Please output each entry exactly as it appears.
[Opening Data for this exercise section]
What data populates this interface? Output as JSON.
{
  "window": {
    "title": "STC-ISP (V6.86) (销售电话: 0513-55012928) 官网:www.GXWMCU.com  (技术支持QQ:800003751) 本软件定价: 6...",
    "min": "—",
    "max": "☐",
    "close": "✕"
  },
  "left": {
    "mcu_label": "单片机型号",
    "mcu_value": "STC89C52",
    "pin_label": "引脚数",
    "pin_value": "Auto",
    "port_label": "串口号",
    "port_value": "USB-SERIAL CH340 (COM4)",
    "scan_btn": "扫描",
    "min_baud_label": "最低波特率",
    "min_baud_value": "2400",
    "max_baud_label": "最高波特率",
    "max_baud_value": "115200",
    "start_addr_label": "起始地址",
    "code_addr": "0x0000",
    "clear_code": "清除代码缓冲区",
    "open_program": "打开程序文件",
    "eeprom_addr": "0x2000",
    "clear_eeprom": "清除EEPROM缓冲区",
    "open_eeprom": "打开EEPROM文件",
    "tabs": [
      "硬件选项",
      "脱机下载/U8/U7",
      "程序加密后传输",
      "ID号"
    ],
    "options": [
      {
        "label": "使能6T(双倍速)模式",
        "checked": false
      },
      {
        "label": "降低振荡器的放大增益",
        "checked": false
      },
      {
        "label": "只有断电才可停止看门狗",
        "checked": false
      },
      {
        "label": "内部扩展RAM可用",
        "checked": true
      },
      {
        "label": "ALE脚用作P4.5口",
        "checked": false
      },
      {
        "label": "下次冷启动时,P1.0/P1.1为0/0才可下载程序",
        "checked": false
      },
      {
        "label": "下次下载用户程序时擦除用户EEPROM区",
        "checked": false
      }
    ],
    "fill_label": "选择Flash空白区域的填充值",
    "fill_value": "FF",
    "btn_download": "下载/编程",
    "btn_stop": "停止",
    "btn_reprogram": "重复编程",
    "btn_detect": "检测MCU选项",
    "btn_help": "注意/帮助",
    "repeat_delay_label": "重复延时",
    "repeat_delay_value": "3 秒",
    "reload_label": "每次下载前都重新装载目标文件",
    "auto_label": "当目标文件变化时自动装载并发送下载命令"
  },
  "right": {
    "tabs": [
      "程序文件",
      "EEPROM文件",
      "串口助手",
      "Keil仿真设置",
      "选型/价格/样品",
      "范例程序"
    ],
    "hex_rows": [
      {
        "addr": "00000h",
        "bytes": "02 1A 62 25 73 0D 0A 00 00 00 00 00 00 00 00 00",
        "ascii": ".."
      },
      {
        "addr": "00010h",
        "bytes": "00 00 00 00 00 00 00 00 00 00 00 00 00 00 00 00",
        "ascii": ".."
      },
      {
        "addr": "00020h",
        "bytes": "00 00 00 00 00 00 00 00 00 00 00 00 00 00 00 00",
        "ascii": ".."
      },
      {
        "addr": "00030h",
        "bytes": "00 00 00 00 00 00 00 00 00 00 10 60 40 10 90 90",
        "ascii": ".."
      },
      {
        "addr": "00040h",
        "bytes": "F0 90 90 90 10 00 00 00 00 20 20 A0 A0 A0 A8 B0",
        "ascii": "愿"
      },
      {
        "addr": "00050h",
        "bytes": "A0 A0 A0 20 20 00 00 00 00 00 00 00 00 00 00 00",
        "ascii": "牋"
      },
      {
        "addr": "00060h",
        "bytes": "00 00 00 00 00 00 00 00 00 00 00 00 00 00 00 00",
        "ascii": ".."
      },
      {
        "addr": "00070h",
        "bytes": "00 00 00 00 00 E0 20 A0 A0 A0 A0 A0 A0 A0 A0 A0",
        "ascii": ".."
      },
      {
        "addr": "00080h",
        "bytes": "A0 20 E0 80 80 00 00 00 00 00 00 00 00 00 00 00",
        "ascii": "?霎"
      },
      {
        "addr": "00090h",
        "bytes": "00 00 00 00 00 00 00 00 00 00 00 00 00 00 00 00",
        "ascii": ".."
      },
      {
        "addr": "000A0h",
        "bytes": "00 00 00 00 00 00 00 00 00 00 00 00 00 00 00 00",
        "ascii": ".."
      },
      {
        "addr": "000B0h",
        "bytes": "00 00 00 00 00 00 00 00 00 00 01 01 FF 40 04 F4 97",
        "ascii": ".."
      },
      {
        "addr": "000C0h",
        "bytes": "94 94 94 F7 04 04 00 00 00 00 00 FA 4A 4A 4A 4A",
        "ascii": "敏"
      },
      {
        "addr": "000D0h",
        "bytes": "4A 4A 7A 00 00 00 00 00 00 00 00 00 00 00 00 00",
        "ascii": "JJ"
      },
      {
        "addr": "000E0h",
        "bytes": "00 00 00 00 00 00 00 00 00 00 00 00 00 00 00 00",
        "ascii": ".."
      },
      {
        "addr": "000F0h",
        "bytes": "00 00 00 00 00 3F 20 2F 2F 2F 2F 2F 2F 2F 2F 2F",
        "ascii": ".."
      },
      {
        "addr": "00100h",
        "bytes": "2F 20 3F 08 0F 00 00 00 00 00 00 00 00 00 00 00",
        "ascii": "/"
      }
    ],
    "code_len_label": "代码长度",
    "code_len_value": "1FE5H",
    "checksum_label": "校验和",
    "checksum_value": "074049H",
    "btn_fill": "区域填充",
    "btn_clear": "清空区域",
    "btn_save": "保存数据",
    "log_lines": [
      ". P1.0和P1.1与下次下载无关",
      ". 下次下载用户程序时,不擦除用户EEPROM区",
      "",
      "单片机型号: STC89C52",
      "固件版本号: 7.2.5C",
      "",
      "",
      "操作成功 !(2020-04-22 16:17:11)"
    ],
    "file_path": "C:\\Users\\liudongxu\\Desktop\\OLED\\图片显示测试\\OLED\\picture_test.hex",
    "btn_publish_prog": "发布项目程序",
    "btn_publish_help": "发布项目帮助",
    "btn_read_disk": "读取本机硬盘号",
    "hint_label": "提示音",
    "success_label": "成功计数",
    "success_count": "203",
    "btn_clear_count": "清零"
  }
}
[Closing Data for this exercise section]
> Answer section
What data populates this interface? Output as JSON.
{
  "window": {
    "title": "STC-ISP (V6.86) (销售电话: 0513-55012928) 官网:www.GXWMCU.com  (技术支持QQ:800003751) 本软件定价: 6...",
    "min": "—",
    "max": "☐",
    "close": "✕"
  },
  "left": {
    "mcu_label": "单片机型号",
    "mcu_value": "STC89C52",
    "pin_label": "引脚数",
    "pin_value": "Auto",
    "port_label": "串口号",
    "port_value": "USB-SERIAL CH340 (COM4)",
    "scan_btn": "扫描",
    "min_baud_label": "最低波特率",
    "min_baud_value": "2400",
    "max_baud_label": "最高波特率",
    "max_baud_value": "115200",
    "start_addr_label": "起始地址",
    "code_addr": "0x0000",
    "clear_code": "清除代码缓冲区",
    "open_program": "打开程序文件",
    "eeprom_addr": "0x2000",
    "clear_eeprom": "清除EEPROM缓冲区",
    "open_eeprom": "打开EEPROM文件",
    "tabs": [
      "硬件选项",
      "脱机下载/U8/U7",
      "程序加密后传输",
      "ID号"
    ],
    "options": [
      {
        "label": "使能6T(双倍速)模式",
        "checked": false
      },
      {
        "label": "降低振荡器的放大增益",
        "checked": false
      },
      {
        "label": "只有断电才可停止看门狗",
        "checked": false
      },
      {
        "label": "内部扩展RAM可用",
        "checked": true
      },
      {
        "label": "ALE脚用作P4.5口",
        "checked": false
      },
      {
        "label": "下次冷启动时,P1.0/P1.1为0/0才可下载程序",
        "checked": false
      },
      {
        "label": "下次下载用户程序时擦除用户EEPROM区",
        "checked": false
      }
    ],
    "fill_label": "选择Flash空白区域的填充值",
    "fill_value": "FF",
    "btn_download": "下载/编程",
    "btn_stop": "停止",
    "btn_reprogram": "重复编程",
    "btn_detect": "检测MCU选项",
    "btn_help": "注意/帮助",
    "repeat_delay_label": "重复延时",
    "repeat_delay_value": "3 秒",
    "reload_label": "每次下载前都重新装载目标文件",
    "auto_label": "当目标文件变化时自动装载并发送下载命令"
  },
  "right": {
    "tabs": [
      "程序文件",
      "EEPROM文件",
      "串口助手",
      "Keil仿真设置",
      "选型/价格/样品",
      "范例程序"
    ],
    "hex_rows": [
      {
        "addr": "00000h",
        "bytes": "02 1A 62 25 73 0D 0A 00 00 00 00 00 00 00 00 00",
        "ascii": ".."
      },
      {
        "addr": "00010h",
        "bytes": "00 00 00 00 00 00 00 00 00 00 00 00 00 00 00 00",
        "ascii": ".."
      },
      {
        "addr": "00020h",
        "bytes": "00 00 00 00 00 00 00 00 00 00 00 00 00 00 00 00",
        "ascii": ".."
      },
      {
        "addr": "00030h",
        "bytes": "00 00 00 00 00 00 00 00 00 00 10 60 40 10 90 90",
        "ascii": ".."
      },
      {
        "addr": "00040h",
        "bytes": "F0 90 90 90 10 00 00 00 00 20 20 A0 A0 A0 A8 B0",
        "ascii": "愿"
      },
      {
        "addr": "00050h",
        "bytes": "A0 A0 A0 20 20 00 00 00 00 00 00 00 00 00 00 00",
        "ascii": "牋"
      },
      {
        "addr": "00060h",
        "bytes": "00 00 00 00 00 00 00 00 00 00 00 00 00 00 00 00",
        "ascii": ".."
      },
      {
        "addr": "00070h",
        "bytes": "00 00 00 00 00 E0 20 A0 A0 A0 A0 A0 A0 A0 A0 A0",
        "ascii": ".."
      },
      {
        "addr": "00080h",
        "bytes": "A0 20 E0 80 80 00 00 00 00 00 00 00 00 00 00 00",
        "ascii": "?霎"
      },
      {
        "addr": "00090h",
        "bytes": "00 00 00 00 00 00 00 00 00 00 00 00 00 00 00 00",
        "ascii": ".."
      },
      {
        "addr": "000A0h",
        "bytes": "00 00 00 00 00 00 00 00 00 00 00 00 00 00 00 00",
        "ascii": ".."
      },
      {
        "addr": "000B0h",
        "bytes": "00 00 00 00 00 00 00 00 00 00 01 01 FF 40 04 F4 97",
        "ascii": ".."
      },
      {
        "addr": "000C0h",
        "bytes": "94 94 94 F7 04 04 00 00 00 00 00 FA 4A 4A 4A 4A",
        "ascii": "敏"
      },
      {
        "addr": "000D0h",
        "bytes": "4A 4A 7A 00 00 00 00 00 00 00 00 00 00 00 00 00",
        "ascii": "JJ"
      },
      {
        "addr": "000E0h",
        "bytes": "00 00 00 00 00 00 00 00 00 00 00 00 00 00 00 00",
        "ascii": ".."
      },
      {
        "addr": "000F0h",
        "bytes": "00 00 00 00 00 3F 20 2F 2F 2F 2F 2F 2F 2F 2F 2F",
        "ascii": ".."
      },
      {
        "addr": "00100h",
        "bytes": "2F 20 3F 08 0F 00 00 00 00 00 00 00 00 00 00 00",
        "ascii": "/"
      }
    ],
    "code_len_label": "代码长度",
    "code_len_value": "1FE5H",
    "checksum_label": "校验和",
    "checksum_value": "074049H",
    "btn_fill": "区域填充",
    "btn_clear": "清空区域",
    "btn_save": "保存数据",
    "log_lines": [
      ". P1.0和P1.1与下次下载无关",
      ". 下次下载用户程序时,不擦除用户EEPROM区",
      "",
      "单片机型号: STC89C52",
      "固件版本号: 7.2.5C",
      "",
      "",
      "操作成功 !(2020-04-22 16:17:11)"
    ],
    "file_path": "C:\\Users\\liudongxu\\Desktop\\OLED\\图片显示测试\\OLED\\picture_test.hex",
    "btn_publish_prog": "发布项目程序",
    "btn_publish_help": "发布项目帮助",
    "btn_read_disk": "读取本机硬盘号",
    "hint_label": "提示音",
    "success_label": "成功计数",
    "success_count": "203",
    "btn_clear_count": "清零"
  }
}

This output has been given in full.